ENTRIES SUPPLIED —
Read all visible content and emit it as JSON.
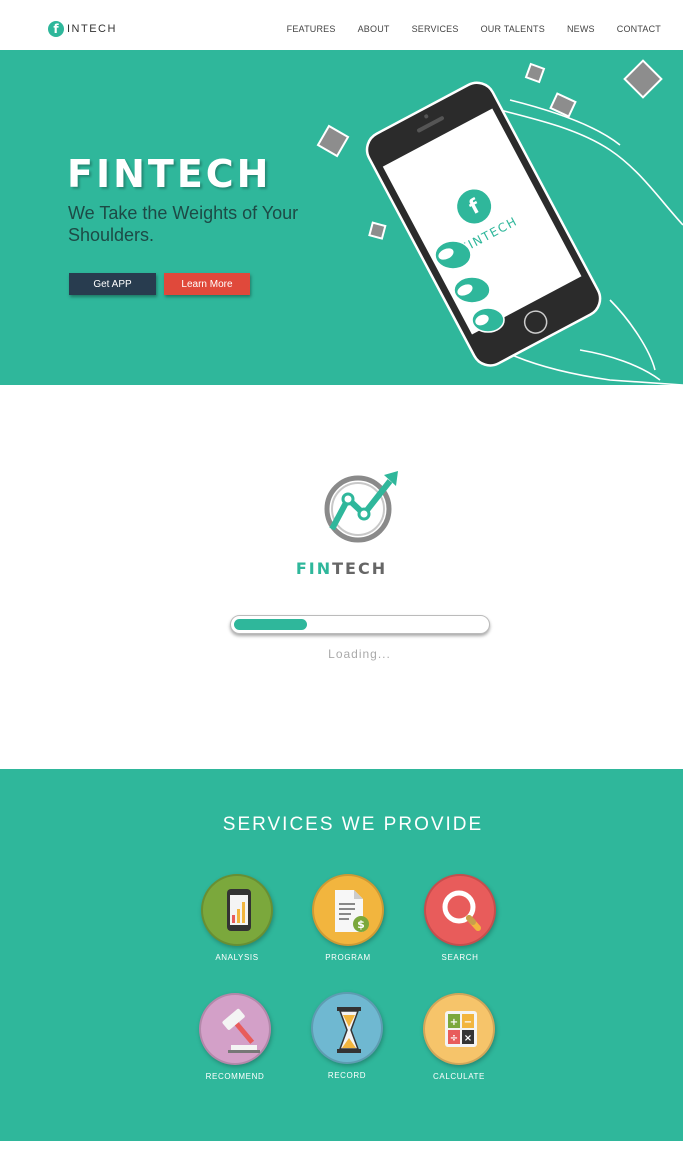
{
  "nav": {
    "logo_mark": "f",
    "logo_text": "INTECH",
    "items": [
      "FEATURES",
      "ABOUT",
      "SERVICES",
      "OUR TALENTS",
      "NEWS",
      "CONTACT"
    ]
  },
  "hero": {
    "title": "FINTECH",
    "subtitle": "We Take the Weights of Your Shoulders.",
    "get_app_label": "Get APP",
    "learn_more_label": "Learn More",
    "phone_brand": "FINTECH"
  },
  "loading": {
    "brand_fin": "FIN",
    "brand_tech": "TECH",
    "progress": 0.29,
    "status_text": "Loading..."
  },
  "services": {
    "title": "SERVICES WE PROVIDE",
    "items": [
      {
        "label": "ANALYSIS",
        "icon": "phone-chart-icon",
        "color": "#7ba83c"
      },
      {
        "label": "PROGRAM",
        "icon": "document-dollar-icon",
        "color": "#f2b53e"
      },
      {
        "label": "SEARCH",
        "icon": "magnifier-icon",
        "color": "#e85c5b"
      },
      {
        "label": "RECOMMEND",
        "icon": "gavel-icon",
        "color": "#d3a0c8"
      },
      {
        "label": "RECORD",
        "icon": "hourglass-icon",
        "color": "#6fb8d1"
      },
      {
        "label": "CALCULATE",
        "icon": "calculator-icon",
        "color": "#f6c46a"
      }
    ]
  },
  "colors": {
    "accent": "#2fb79b",
    "dark_button": "#283c4f",
    "red_button": "#e0493b"
  }
}
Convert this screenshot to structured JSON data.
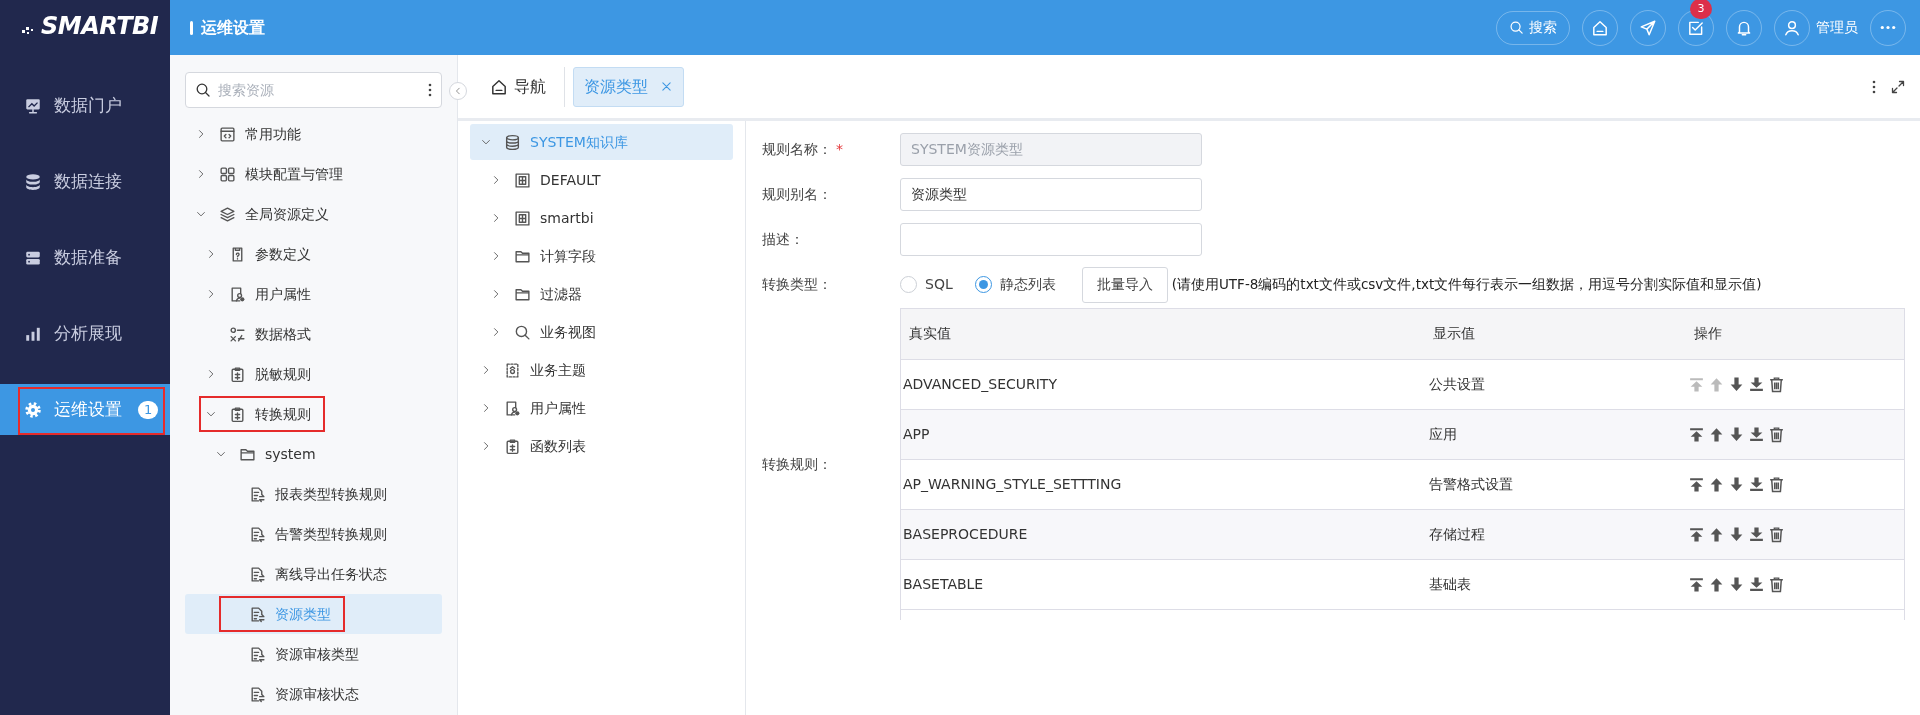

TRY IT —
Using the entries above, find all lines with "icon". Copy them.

RESULT OF THE EXERCISE —
        "icon": "phone-chart-icon",
        "icon": "document-dollar-icon",
        "icon": "magnifier-icon",
        "icon": "gavel-icon",
        "icon": "hourglass-icon",
        "icon": "calculator-icon",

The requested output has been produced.